By Sabina Mollot
As part of drilling work associated with the plan to build at least 16 contaminant recovery wells in Stuyvesant Town and Peter Cooper Village, Con Ed hit a gas line on Monday, causing a shutdown at 6 Peter Cooper Road.
The shutdown of the gas line feeding the building was announced by StuyTown Property Services in the morning via a flier.
In it, SPS CEO Rick Hayduk warned that at another building in Stuyvesant Town, something similar happened last year and it was almost six weeks before the gas was restored.
“Because of regulations and safety protocols, restoring the gas is a complicated process that requires considerable cooperation and coordination by us, residents, contractor and city agencies,” said Hayduk. “Inasmuch as we would like to get gas to every apartment and the laundry room as quickly as possible, we cannot compromise resident health or safety.”
The flier also warned residents that workers with the engineering and maintenance departments would need access to their apartments to cap the gas valves over possibly three or four visits.
“This is considered emergency work and we ask that access not be denied,” Hayduk said, adding that any refusals would delay repairs for the entire building.

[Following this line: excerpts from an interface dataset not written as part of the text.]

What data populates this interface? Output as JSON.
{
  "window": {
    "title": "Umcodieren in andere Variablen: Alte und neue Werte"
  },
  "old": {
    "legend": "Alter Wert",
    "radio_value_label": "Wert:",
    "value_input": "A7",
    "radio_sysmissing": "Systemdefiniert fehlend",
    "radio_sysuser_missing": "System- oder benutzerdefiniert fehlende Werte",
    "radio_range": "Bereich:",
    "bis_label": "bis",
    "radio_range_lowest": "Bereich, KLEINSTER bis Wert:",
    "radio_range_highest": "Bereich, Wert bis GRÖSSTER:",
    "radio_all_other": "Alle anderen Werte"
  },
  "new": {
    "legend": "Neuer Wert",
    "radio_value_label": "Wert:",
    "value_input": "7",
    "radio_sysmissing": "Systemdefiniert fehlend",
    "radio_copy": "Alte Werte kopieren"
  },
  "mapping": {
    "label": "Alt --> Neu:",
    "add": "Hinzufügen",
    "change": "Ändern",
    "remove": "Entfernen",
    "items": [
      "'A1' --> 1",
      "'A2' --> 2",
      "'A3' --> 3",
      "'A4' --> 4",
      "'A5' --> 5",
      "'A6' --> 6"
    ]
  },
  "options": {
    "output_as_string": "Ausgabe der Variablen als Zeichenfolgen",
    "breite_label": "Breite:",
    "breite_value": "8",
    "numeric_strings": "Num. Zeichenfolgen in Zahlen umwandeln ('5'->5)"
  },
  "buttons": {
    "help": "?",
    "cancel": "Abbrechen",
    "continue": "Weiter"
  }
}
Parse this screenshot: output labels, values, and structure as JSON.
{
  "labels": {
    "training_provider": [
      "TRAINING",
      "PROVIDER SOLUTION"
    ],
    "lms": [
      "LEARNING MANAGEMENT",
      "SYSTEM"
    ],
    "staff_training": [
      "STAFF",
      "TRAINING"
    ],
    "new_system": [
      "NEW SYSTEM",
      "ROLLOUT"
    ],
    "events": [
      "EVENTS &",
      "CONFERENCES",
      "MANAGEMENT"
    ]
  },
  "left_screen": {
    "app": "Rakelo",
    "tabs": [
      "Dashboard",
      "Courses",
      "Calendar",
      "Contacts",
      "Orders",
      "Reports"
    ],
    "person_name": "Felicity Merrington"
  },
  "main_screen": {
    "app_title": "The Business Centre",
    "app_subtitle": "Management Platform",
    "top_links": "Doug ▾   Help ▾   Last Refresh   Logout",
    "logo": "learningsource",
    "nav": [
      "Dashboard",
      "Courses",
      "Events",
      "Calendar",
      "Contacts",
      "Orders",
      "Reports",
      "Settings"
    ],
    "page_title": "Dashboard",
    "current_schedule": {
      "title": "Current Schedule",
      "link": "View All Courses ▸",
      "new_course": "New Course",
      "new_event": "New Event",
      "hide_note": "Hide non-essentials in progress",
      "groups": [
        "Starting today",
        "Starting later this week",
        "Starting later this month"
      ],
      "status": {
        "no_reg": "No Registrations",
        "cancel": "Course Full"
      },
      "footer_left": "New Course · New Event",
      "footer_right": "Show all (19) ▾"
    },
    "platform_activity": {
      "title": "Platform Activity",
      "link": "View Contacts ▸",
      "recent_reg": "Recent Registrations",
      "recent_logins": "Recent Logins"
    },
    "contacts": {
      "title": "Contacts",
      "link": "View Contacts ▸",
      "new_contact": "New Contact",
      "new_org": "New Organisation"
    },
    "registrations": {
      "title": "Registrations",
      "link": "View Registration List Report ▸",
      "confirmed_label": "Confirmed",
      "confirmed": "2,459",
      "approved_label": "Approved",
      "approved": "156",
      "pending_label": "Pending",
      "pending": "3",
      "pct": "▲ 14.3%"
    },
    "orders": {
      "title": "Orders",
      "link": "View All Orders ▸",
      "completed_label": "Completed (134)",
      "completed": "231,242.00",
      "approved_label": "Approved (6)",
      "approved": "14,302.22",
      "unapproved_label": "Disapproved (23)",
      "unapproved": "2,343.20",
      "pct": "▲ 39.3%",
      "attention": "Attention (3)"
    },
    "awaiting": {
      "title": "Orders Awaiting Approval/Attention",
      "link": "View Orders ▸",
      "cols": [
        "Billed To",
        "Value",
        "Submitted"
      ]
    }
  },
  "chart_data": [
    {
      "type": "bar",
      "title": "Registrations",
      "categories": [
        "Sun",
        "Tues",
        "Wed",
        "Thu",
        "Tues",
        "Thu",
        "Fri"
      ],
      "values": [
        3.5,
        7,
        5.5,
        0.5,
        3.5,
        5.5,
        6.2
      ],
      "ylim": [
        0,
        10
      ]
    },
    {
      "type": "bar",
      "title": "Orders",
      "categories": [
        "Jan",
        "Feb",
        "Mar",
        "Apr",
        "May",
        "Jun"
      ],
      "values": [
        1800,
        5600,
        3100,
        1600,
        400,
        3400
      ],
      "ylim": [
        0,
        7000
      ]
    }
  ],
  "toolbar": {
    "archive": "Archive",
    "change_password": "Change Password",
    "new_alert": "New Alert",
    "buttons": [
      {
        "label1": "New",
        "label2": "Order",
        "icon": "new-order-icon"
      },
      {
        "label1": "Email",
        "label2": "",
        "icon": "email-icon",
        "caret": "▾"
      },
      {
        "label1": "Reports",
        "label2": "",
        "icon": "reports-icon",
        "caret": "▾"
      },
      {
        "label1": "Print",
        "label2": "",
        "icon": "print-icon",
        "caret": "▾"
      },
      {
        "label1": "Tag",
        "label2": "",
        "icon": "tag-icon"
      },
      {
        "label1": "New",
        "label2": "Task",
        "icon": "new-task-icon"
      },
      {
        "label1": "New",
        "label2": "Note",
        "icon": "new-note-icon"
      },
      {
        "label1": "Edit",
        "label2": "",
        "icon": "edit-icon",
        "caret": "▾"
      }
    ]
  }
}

Management, meanwhile, has committed to a 25 percent rent credit for each day without gas or $30 a day, whichever is greater, for impacted residents. The credits will be reflected on the August rent bill. In the meantime, residents of 6 Peter Cooper Road have already had their key-cards reprogrammed so they can access the washers and driers at 7 and 8 Peter Cooper Road and 541 East 20th Street.
Asked what may have caused Con Ed to hit a line, Hayduk told Town & Village that the utility had looked at three different utility maps and believed the area was free of any lines.
A spokesperson for Con Ed, Robert McGee, told us, “We regret the accident caused by one of our contractors doing work on a project in the Peter Cooper/Stuyvesant complex. We are reviewing the matter to make sure similar incidents do not occur again. We are working closely with the building management to restore gas service safely.”
He later said repairs to the pipe are expected to be made this week, but as for when gas is back on, this depends on the building’s plumbing passing the city’s safety certification indicating its pipes are ready to handle gas.
Susan Steinberg, president of the Stuyvesant Town-Peter Cooper Village Tenants Association, recalled how tenants in the same building went through the same thing after Superstorm Sandy, and were stuck without gas for weeks.
“It was painful then; it’s painful now,” said Steinberg. “It’s regrettable that Con Ed itself was not aware how close the new tar collection pit was to a utility line. Considering that there will be a total of 16 wells installed in the community, let’s hope they are carefully studying the locations of all their utility lines to avoid any additional incidences. It is good to see that management was proactive and did not have to be prodded to offer compensation to affected residents as CW Capital had been during Sandy.”
Drilling for the wells began on June 18. Their purpose is to collect any underground contaminants like tar that may have remained from the days when the property was home to a manufactured gas plant. The wells will be on site for the foreseeable future and Con Ed recently said there may be a few extra wells needed in addition to the initially planned 16.
The company has also said once the wells are installed they will be checked within two weeks of being placed and then quarterly or semi-annually, based on how much material they collect.